The motion to dismiss for lack of jurisdiction over the subject matter is plainly without merit. Section 27 of the Act (15 U.S.C. § 78aa) gives jurisdiction to this Court of "violations" of the Act and of "all suits in equity and actions at law brought to enforce any liability or duty created" by the Act. The liability under Section 16(b) is one patently created by the Act and the claim to compensation of an attorney in connection therewith is one of the "remedial incidents" to be governed by federal law. Gilson v. Chock Full O'Nuts Corporation, 331 F.2d 107, 109 (2d Cir. 1964).
Whether there is jurisdiction over the person of defendant and whether there is proper venue here depends on whether defendant is "found or is an inhabitant or transacts business" in this District, as provided in Section 27 of the Act (15 U.S.C. § 78aa). Plaintiff relies on the provision quoted and caused service to be made on defendant in Pittsburgh, as permitted by the same Section 27.
It appears without dispute that defendant is incorporated in Delaware, that it maintains plants and has qualified to do business in both Pennsylvania and Michigan, and that it does not have any office or place of business in New York. Defendant is a maker of steel forgings for railroad cars and motor vehicles.
Plaintiff relies on the facts that the stock of defendant is listed on the New York Stock Exchange and its shares traded there, that defendant has appointed Chemical Bank New York Trust Company to act in this district as its stock transfer agent, and that defendant has appointed Bankers Trust Company to act in this district as registrar of its stock.
A defendant "transacts business" in a district within the meaning of Section 27 only when, among other things, its activities within the district constitute a "substantial part" of its "ordinary business". United Industrial Corp. v. Nuclear Corp. of America, 237 F. Supp. 971, 978 (Del. 1964).
This defendant does not transact business here so as to support venue in this district. The trading of its shares is not really a part of its "ordinary business" and represents no activity so far as it is concerned. The transfer and registration of its stock here, done for it by institutional agents, is incident merely to the trading of its shares on the New York Stock Exchange.

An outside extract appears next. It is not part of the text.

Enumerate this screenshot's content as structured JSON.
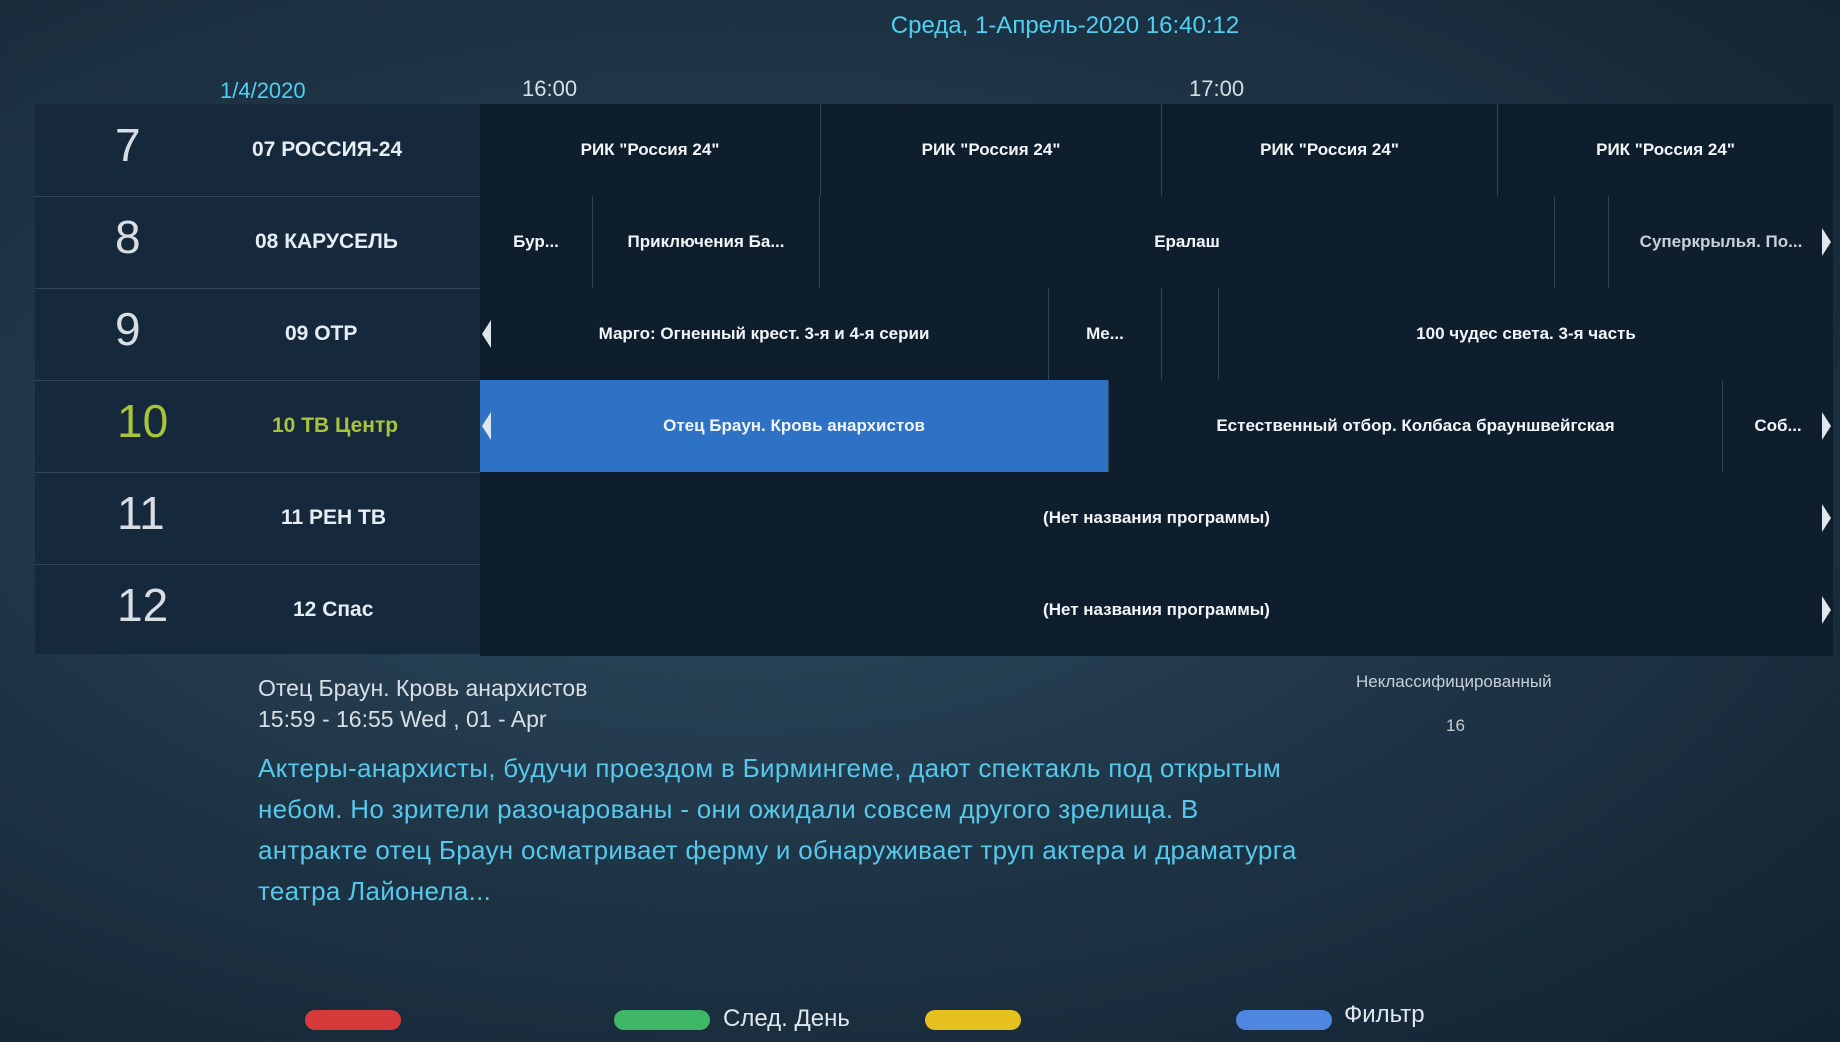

Toledo Railways & Light Co. v. Hill, 244 U.S. 49, 61 L. Ed. 982, 37 S. Ct. 591 (1917) involved a motion to vacate the service of summons on it in New York on the ground that the defendant did not do business in New York. The defendant was incorporated under the laws of Ohio and had issued bonds secured by a mortgage. The trustee under the mortgage was a banking institution in the City of New York. The bonds were subject to registry, and became due and payable, at the trustee's office in New York City. The Supreme Court held that "the mere provision for a place of payment in the City of New York of the bonds and the coupons annexed to them at their maturity and their payment at such place was in no true sense the carrying on by the corporation in New York of the business which it was chartered to carry on, however much it may have been an agreement by the corporation to pay in New York an obligation resulting from the carrying on by it of its business in the State of Ohio" (244 U.S. at 53).
While the issue presented by this motion is solely one of federal law, it is instructive to note that New York courts have consistently held that a corporation is not "doing business" in the State for purposes of conferring jurisdiction because its shares of stock are listed on a stock exchange requiring the incidental maintenance of bank accounts for dividend payments, stock transfer agents and stock registrars. Grossman v. Sapphire Petroleums Limited, 195 N.Y.S. 2d 851 (Sup. Ct. 1959); Robbins v. Ring, 9 Misc. 2d 44, 166 ...